The Xenium Book Club kicked off their first discussion with Smart Trust: Creating Prosperity, Energy, and Joy in a Low-Trust World by Stephen M. R. Covey and Greg Link. We started with this book because many of us were already fans of the Coveys and knew we would have ample material in discussing this book over coffee.
The premise of the book is a careful description of the five actions of Smart Trust. The authors begin by defining the various types of trust: Blind Trust, Distrust and Smart Trust. These are trusts which people regularly experience in their personal and professional lives.

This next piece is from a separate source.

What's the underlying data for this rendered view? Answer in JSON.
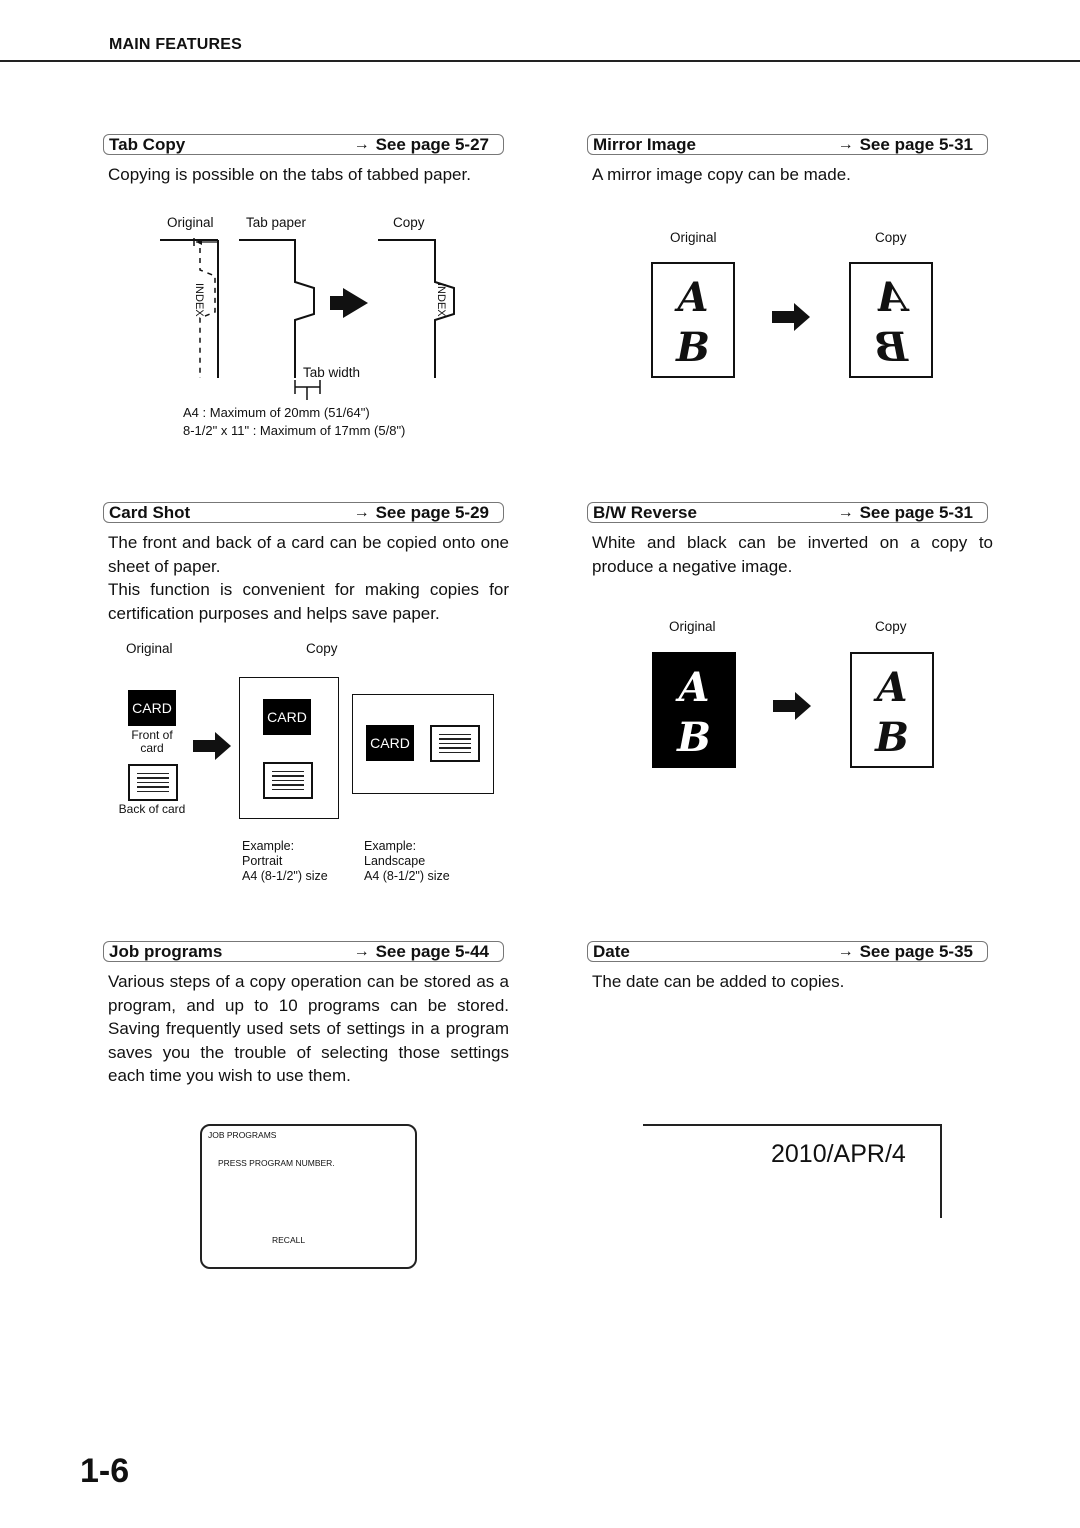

Blind Trust is an interesting concept to me, simply because I live it most of the time. In simple terms, it’s naiveté. It’s the fact that you see the world in an all-trusting way. For example, you may be closing a deal with a business you have never heard of, or leaving your doors unlocked while you are out with the assumption that you will not be taken advantage of. Most of us would say, “what’s wrong with that?” In Covey and Link’s eyes, this isn’t Smart Trust because there are unnecessary risks taken by walking into a situation blind without exercising due diligence before extending trust.

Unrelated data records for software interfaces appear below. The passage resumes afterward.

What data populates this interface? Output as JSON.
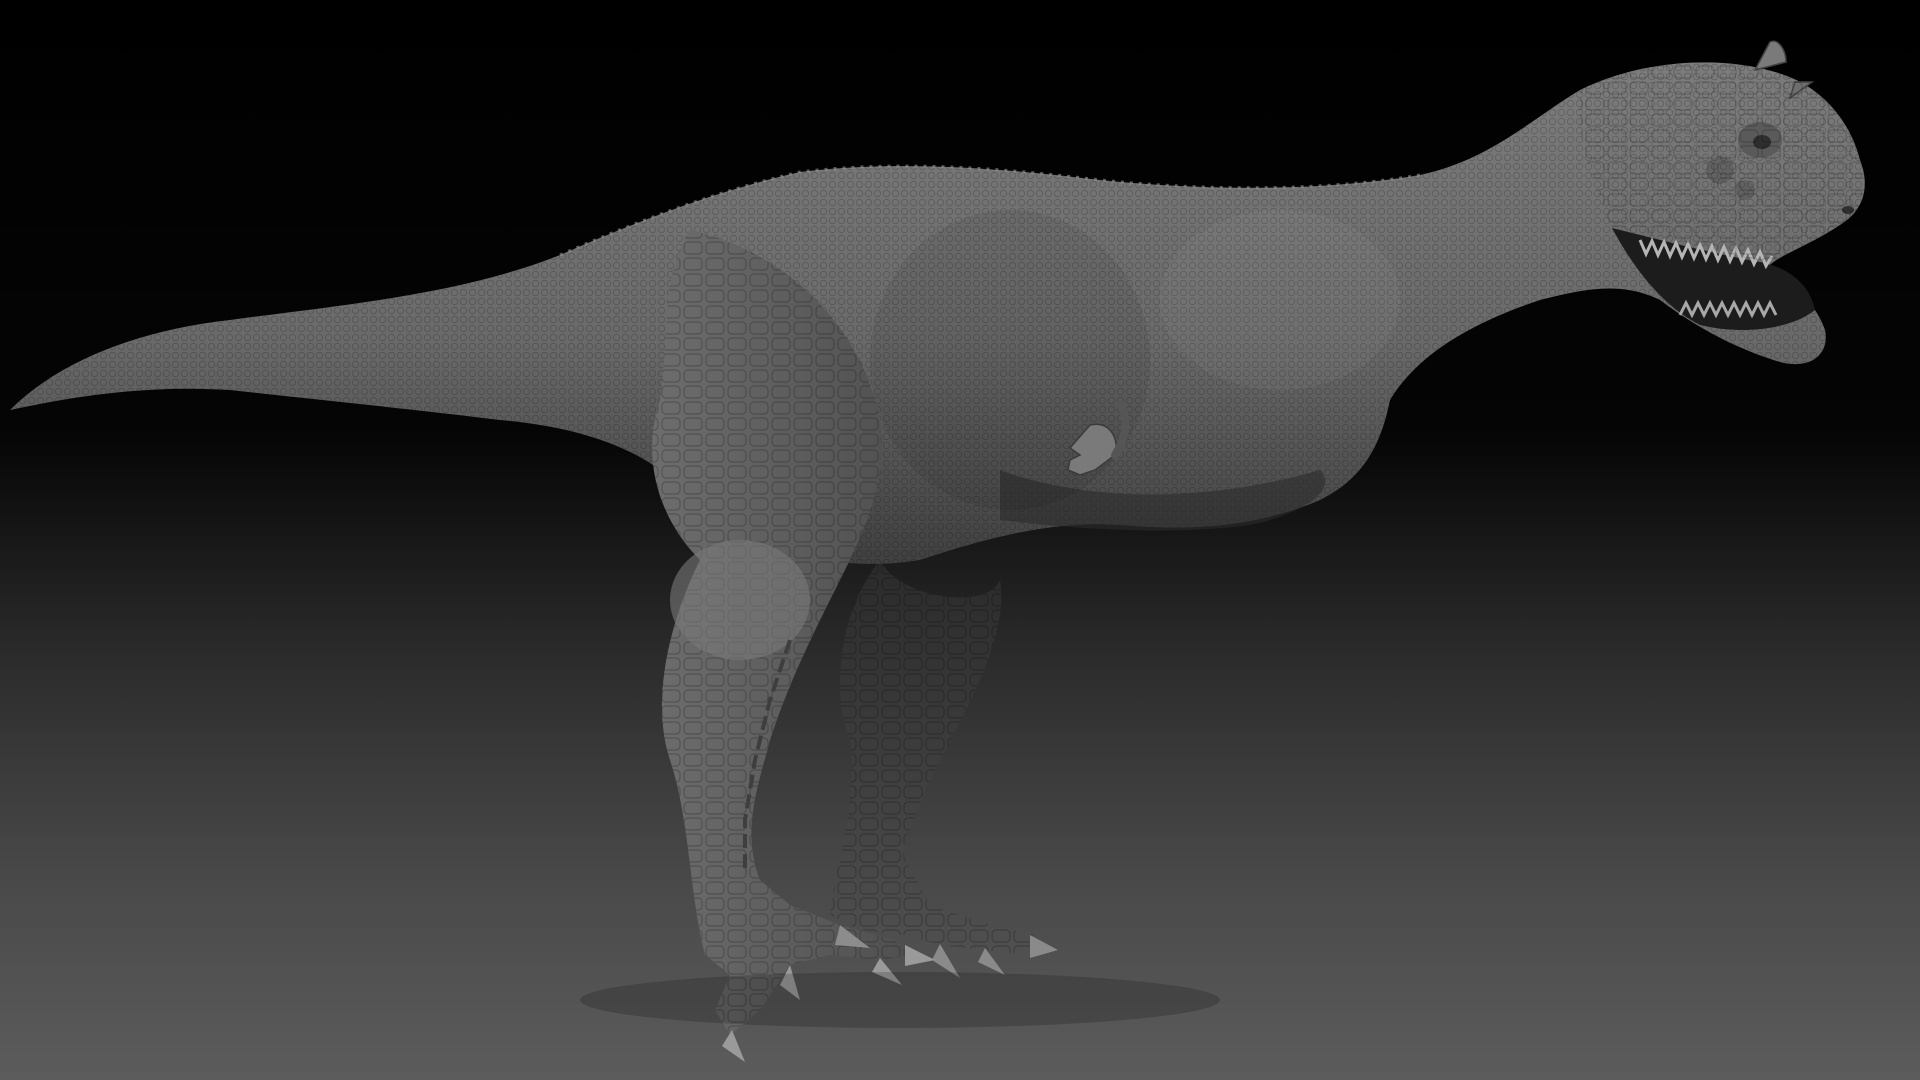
{
  "scene": {
    "subject": "dinosaur-sculpt",
    "colors": {
      "background_top": "#000000",
      "background_bottom": "#5c5c5c",
      "skin": "#6e6e6e",
      "skin_shadow": "#3a3a3a",
      "skin_highlight": "#8c8c8c",
      "teeth": "#b5b5b5"
    }
  }
}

Conversely, Distrust is the practice of generally withholding trust. Covey and Link argue that Distrust slows decision-making and is extremely expensive to organizations as a lack of trust makes it hard to get anything done.

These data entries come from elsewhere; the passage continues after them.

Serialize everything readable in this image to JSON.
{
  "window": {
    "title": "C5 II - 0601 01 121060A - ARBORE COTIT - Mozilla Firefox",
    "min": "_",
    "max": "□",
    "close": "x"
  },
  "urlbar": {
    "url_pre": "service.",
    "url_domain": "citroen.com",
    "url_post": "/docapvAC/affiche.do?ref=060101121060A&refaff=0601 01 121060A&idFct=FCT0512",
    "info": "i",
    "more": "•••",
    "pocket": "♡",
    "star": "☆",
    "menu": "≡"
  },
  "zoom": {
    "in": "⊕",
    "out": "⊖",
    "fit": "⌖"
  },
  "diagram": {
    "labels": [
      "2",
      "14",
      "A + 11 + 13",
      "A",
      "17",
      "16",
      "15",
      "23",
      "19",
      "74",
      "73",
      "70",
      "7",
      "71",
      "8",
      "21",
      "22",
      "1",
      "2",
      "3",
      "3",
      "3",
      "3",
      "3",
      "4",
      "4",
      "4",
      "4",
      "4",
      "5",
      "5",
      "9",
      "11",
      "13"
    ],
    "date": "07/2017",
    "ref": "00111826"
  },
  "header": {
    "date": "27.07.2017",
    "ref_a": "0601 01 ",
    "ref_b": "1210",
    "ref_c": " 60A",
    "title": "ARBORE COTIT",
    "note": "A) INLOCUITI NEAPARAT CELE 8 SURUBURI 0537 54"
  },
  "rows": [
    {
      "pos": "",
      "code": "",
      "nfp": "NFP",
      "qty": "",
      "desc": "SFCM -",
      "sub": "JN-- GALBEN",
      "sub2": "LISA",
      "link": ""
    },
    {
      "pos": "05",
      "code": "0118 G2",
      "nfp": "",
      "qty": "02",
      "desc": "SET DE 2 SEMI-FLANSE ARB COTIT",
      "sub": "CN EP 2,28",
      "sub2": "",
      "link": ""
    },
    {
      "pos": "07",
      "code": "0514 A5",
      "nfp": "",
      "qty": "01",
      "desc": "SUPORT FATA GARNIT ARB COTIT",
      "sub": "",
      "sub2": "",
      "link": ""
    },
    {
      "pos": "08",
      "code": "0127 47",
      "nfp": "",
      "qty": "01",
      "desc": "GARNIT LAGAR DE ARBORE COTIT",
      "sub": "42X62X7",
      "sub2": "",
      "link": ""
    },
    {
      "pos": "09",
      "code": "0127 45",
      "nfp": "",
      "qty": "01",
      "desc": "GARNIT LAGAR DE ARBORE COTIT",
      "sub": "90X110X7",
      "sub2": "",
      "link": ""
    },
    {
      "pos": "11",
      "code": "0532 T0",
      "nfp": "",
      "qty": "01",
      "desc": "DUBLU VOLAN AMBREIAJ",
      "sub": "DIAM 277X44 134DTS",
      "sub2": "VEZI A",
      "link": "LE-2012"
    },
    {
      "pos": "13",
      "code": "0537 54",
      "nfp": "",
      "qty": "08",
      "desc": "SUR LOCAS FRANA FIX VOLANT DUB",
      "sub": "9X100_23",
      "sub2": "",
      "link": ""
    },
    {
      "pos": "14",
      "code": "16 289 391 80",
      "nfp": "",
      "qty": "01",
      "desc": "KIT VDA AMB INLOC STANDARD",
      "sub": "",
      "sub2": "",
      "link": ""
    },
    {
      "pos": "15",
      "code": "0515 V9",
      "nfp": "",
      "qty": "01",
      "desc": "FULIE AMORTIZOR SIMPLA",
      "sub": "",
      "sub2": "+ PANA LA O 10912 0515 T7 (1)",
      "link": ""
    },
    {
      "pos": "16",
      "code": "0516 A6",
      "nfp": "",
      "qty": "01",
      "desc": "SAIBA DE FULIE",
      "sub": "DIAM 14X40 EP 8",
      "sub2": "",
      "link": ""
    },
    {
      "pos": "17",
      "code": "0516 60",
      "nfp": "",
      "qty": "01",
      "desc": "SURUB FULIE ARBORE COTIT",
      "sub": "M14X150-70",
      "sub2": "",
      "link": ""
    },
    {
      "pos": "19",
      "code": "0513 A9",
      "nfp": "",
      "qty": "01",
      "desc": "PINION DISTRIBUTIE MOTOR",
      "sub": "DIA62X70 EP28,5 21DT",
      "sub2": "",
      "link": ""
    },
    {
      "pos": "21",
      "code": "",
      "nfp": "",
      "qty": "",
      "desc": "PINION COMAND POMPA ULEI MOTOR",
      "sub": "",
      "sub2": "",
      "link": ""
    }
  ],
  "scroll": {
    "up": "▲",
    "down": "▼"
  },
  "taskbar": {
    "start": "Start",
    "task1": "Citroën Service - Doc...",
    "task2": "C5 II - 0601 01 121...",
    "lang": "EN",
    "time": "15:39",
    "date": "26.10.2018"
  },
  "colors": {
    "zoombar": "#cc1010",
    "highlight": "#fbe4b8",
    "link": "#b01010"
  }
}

Smart Trust, on the other hand, is the use of analysis to make a judgment to trust or not. It involves the assessment of a situation in terms of its risk and the possible outcomes and making a decision to extend trust or not. The authors argue that the appropriate and efficient default response should be to lead with trust.
Smart Trust then delves into the meat of the book. Several chapters are dedicated to the five actions:
1) Choose to Believe in Trust
2) Start with Self
3) Declare Your Intent…and Assume Positive Intent in Others
4) Do What You Say You’re Going to Do, and
5) Lead Out in Extending Trust.
These five steps explain how you can engage in Smart Trust, and backs this with a book packed full of examples, stories and quotes to support each step of the process.
Although this book fits seamlessly into the business world due to the abundance of examples from leaders of organizations, it can very well be applied to one’s personal life as well. Through a frank discussion within our group of Xenium readers, we learned that one of us was experiencing Distrust in others on a regular basis, while another (yours truly) extended trust almost always, without any analysis of the situation first.
I am almost certain that it would be impossible to take every idea in this book and practice it exactly as it is defined; but, I am confident and can personally attest that we can use some of these concepts to make a positive impact in the relationships we have with our clients, coworkers, friends, and family.
Xenium Book Club Rating: 3.5/5
For those of you interested in reading along with Xenium, our next read scheduled for discussion in May is Delivering Happiness: A Path to Profits, Passion, and Purpose by Tony Hsieh.